**Task goal:**
Return every line of the entries that includes the word "linear".

>>>>>

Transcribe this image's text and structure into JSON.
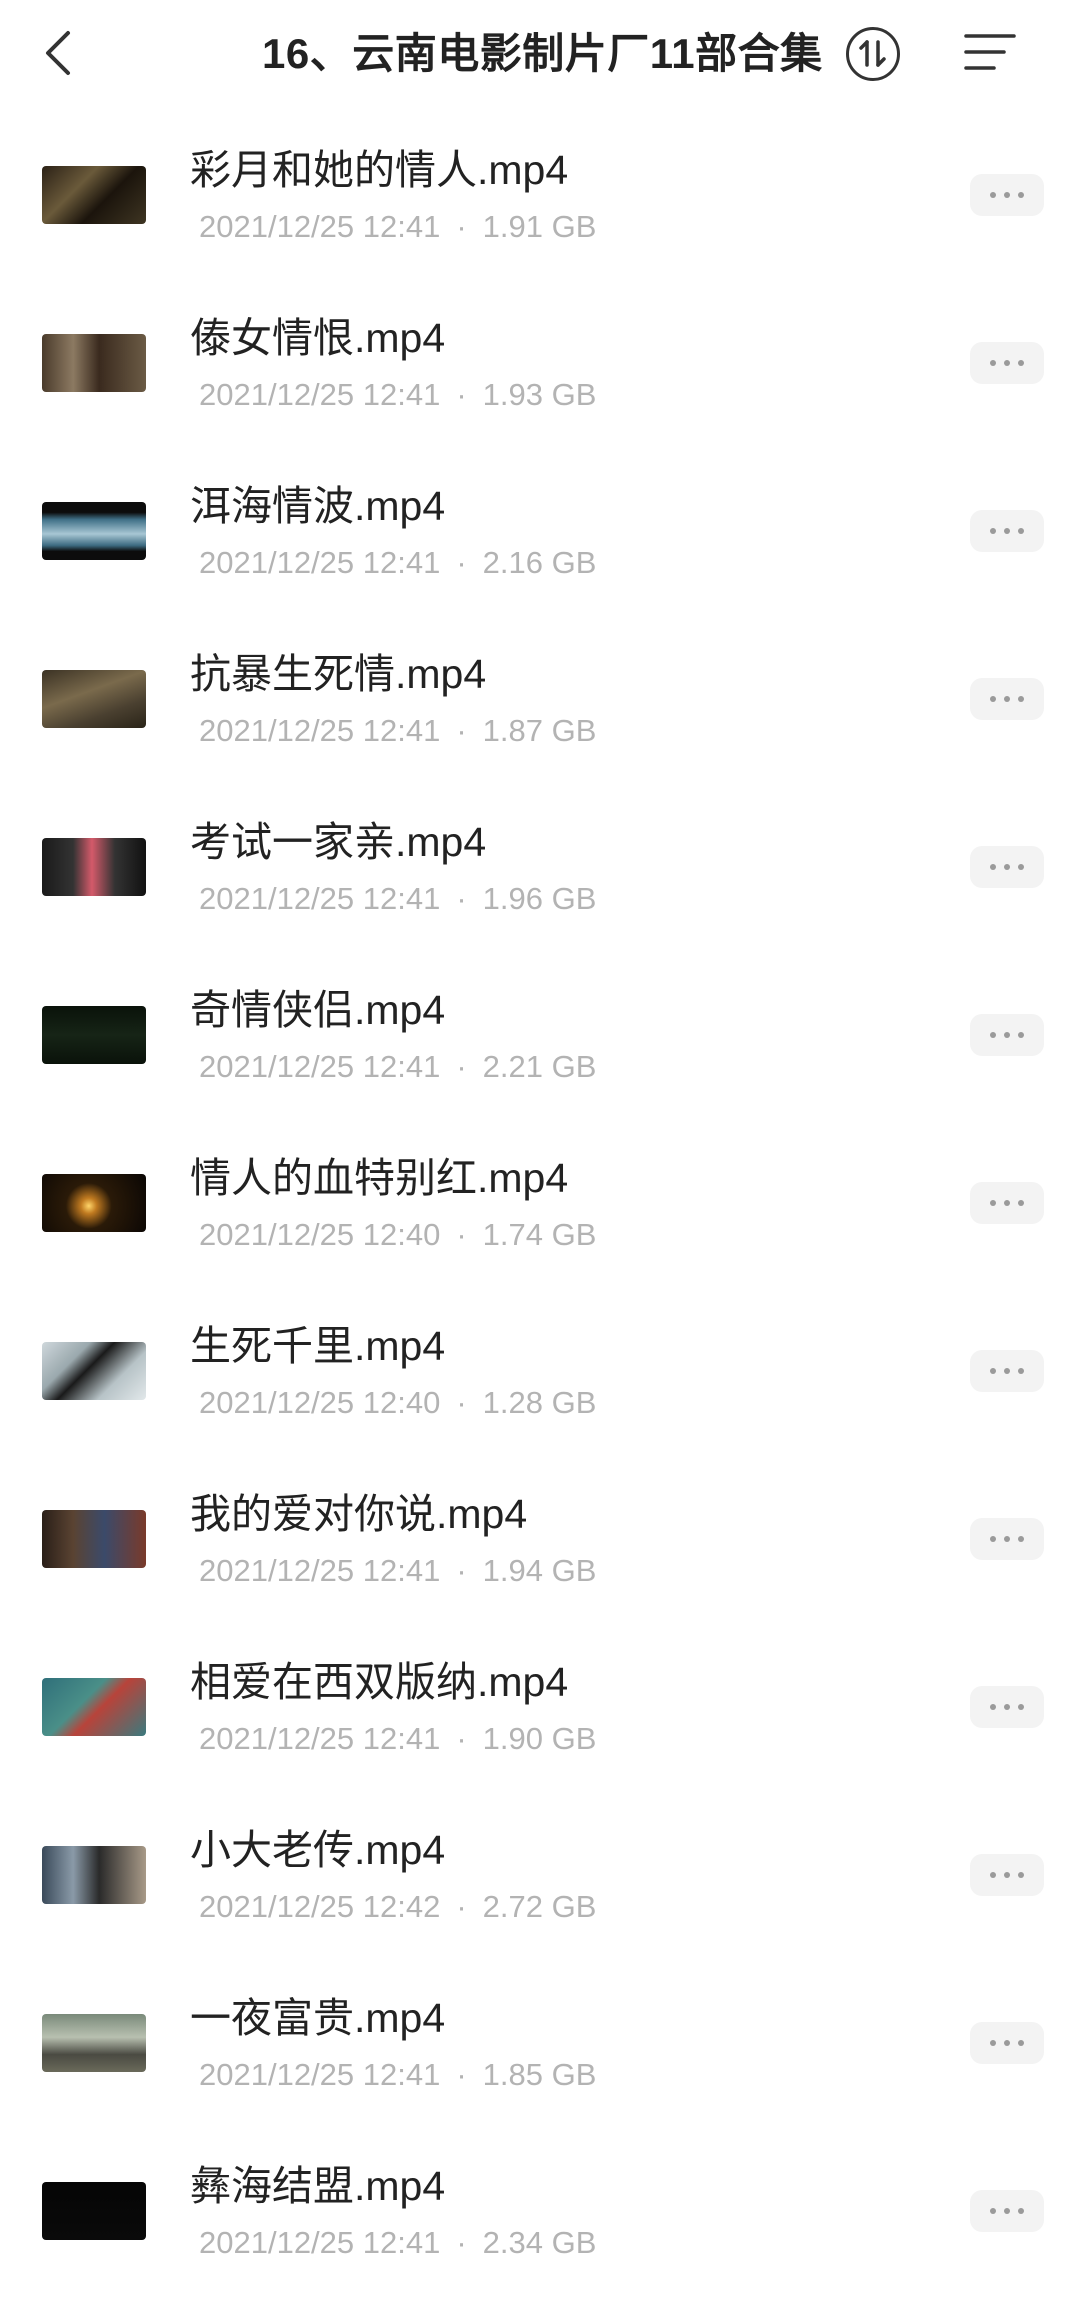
{
  "header": {
    "title": "16、云南电影制片厂11部合集"
  },
  "files": [
    {
      "name": "彩月和她的情人.mp4",
      "date": "2021/12/25 12:41",
      "size": "1.91 GB",
      "thumb": "linear-gradient(135deg,#2b2116 0%,#6a5a3a 35%,#1b140c 60%,#3e3522 100%)"
    },
    {
      "name": "傣女情恨.mp4",
      "date": "2021/12/25 12:41",
      "size": "1.93 GB",
      "thumb": "linear-gradient(90deg,#4a3b2b 0%,#8c7a62 30%,#3a2a1e 55%,#6b5b45 100%)"
    },
    {
      "name": "洱海情波.mp4",
      "date": "2021/12/25 12:41",
      "size": "2.16 GB",
      "thumb": "linear-gradient(180deg,#0c0c0c 0%,#0c0c0c 18%,#3f6f86 30%,#a8c7d4 55%,#3c6a80 75%,#0c0c0c 85%)"
    },
    {
      "name": "抗暴生死情.mp4",
      "date": "2021/12/25 12:41",
      "size": "1.87 GB",
      "thumb": "linear-gradient(160deg,#3b3224 0%,#7a6a4c 40%,#4a4030 70%,#2a2418 100%)"
    },
    {
      "name": "考试一家亲.mp4",
      "date": "2021/12/25 12:41",
      "size": "1.96 GB",
      "thumb": "linear-gradient(90deg,#1a1a1a 0%,#333 30%,#d45a6a 48%,#333 70%,#111 100%)"
    },
    {
      "name": "奇情侠侣.mp4",
      "date": "2021/12/25 12:41",
      "size": "2.21 GB",
      "thumb": "linear-gradient(180deg,#0a120a 0%,#162416 50%,#0a120a 100%)"
    },
    {
      "name": "情人的血特别红.mp4",
      "date": "2021/12/25 12:40",
      "size": "1.74 GB",
      "thumb": "radial-gradient(circle at 45% 55%,#ffd56a 0%,#c07a20 12%,#2a1a08 35%,#0a0604 100%)"
    },
    {
      "name": "生死千里.mp4",
      "date": "2021/12/25 12:40",
      "size": "1.28 GB",
      "thumb": "linear-gradient(135deg,#cfd8dc 0%,#9aa8ad 30%,#1a1a1a 45%,#b7c3c7 70%,#e2e8ea 100%)"
    },
    {
      "name": "我的爱对你说.mp4",
      "date": "2021/12/25 12:41",
      "size": "1.94 GB",
      "thumb": "linear-gradient(90deg,#2a1f18 0%,#5a4332 30%,#3b4a6a 60%,#7a3a2a 100%)"
    },
    {
      "name": "相爱在西双版纳.mp4",
      "date": "2021/12/25 12:41",
      "size": "1.90 GB",
      "thumb": "linear-gradient(135deg,#2f6f7a 0%,#4a8f88 40%,#b8433a 55%,#3a7a7e 100%)"
    },
    {
      "name": "小大老传.mp4",
      "date": "2021/12/25 12:42",
      "size": "2.72 GB",
      "thumb": "linear-gradient(90deg,#3a4a5a 0%,#8a9aa8 30%,#2a2a2a 55%,#a89a88 100%)"
    },
    {
      "name": "一夜富贵.mp4",
      "date": "2021/12/25 12:41",
      "size": "1.85 GB",
      "thumb": "linear-gradient(180deg,#7a8a7a 0%,#b8c0b0 40%,#4a4a42 70%,#6a6a5a 100%)"
    },
    {
      "name": "彝海结盟.mp4",
      "date": "2021/12/25 12:41",
      "size": "2.34 GB",
      "thumb": "linear-gradient(180deg,#050505 0%,#0a0a0a 100%)"
    }
  ]
}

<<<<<

**Solution to the exercise:**
      "thumb": "linear-gradient(135deg,#2b2116 0%,#6a5a3a 35%,#1b140c 60%,#3e3522 100%)"
      "thumb": "linear-gradient(90deg,#4a3b2b 0%,#8c7a62 30%,#3a2a1e 55%,#6b5b45 100%)"
      "thumb": "linear-gradient(180deg,#0c0c0c 0%,#0c0c0c 18%,#3f6f86 30%,#a8c7d4 55%,#3c6a80 75%,#0c0c0c 85%)"
      "thumb": "linear-gradient(160deg,#3b3224 0%,#7a6a4c 40%,#4a4030 70%,#2a2418 100%)"
      "thumb": "linear-gradient(90deg,#1a1a1a 0%,#333 30%,#d45a6a 48%,#333 70%,#111 100%)"
      "thumb": "linear-gradient(180deg,#0a120a 0%,#162416 50%,#0a120a 100%)"
      "thumb": "linear-gradient(135deg,#cfd8dc 0%,#9aa8ad 30%,#1a1a1a 45%,#b7c3c7 70%,#e2e8ea 100%)"
      "thumb": "linear-gradient(90deg,#2a1f18 0%,#5a4332 30%,#3b4a6a 60%,#7a3a2a 100%)"
      "thumb": "linear-gradient(135deg,#2f6f7a 0%,#4a8f88 40%,#b8433a 55%,#3a7a7e 100%)"
      "thumb": "linear-gradient(90deg,#3a4a5a 0%,#8a9aa8 30%,#2a2a2a 55%,#a89a88 100%)"
      "thumb": "linear-gradient(180deg,#7a8a7a 0%,#b8c0b0 40%,#4a4a42 70%,#6a6a5a 100%)"
      "thumb": "linear-gradient(180deg,#050505 0%,#0a0a0a 100%)"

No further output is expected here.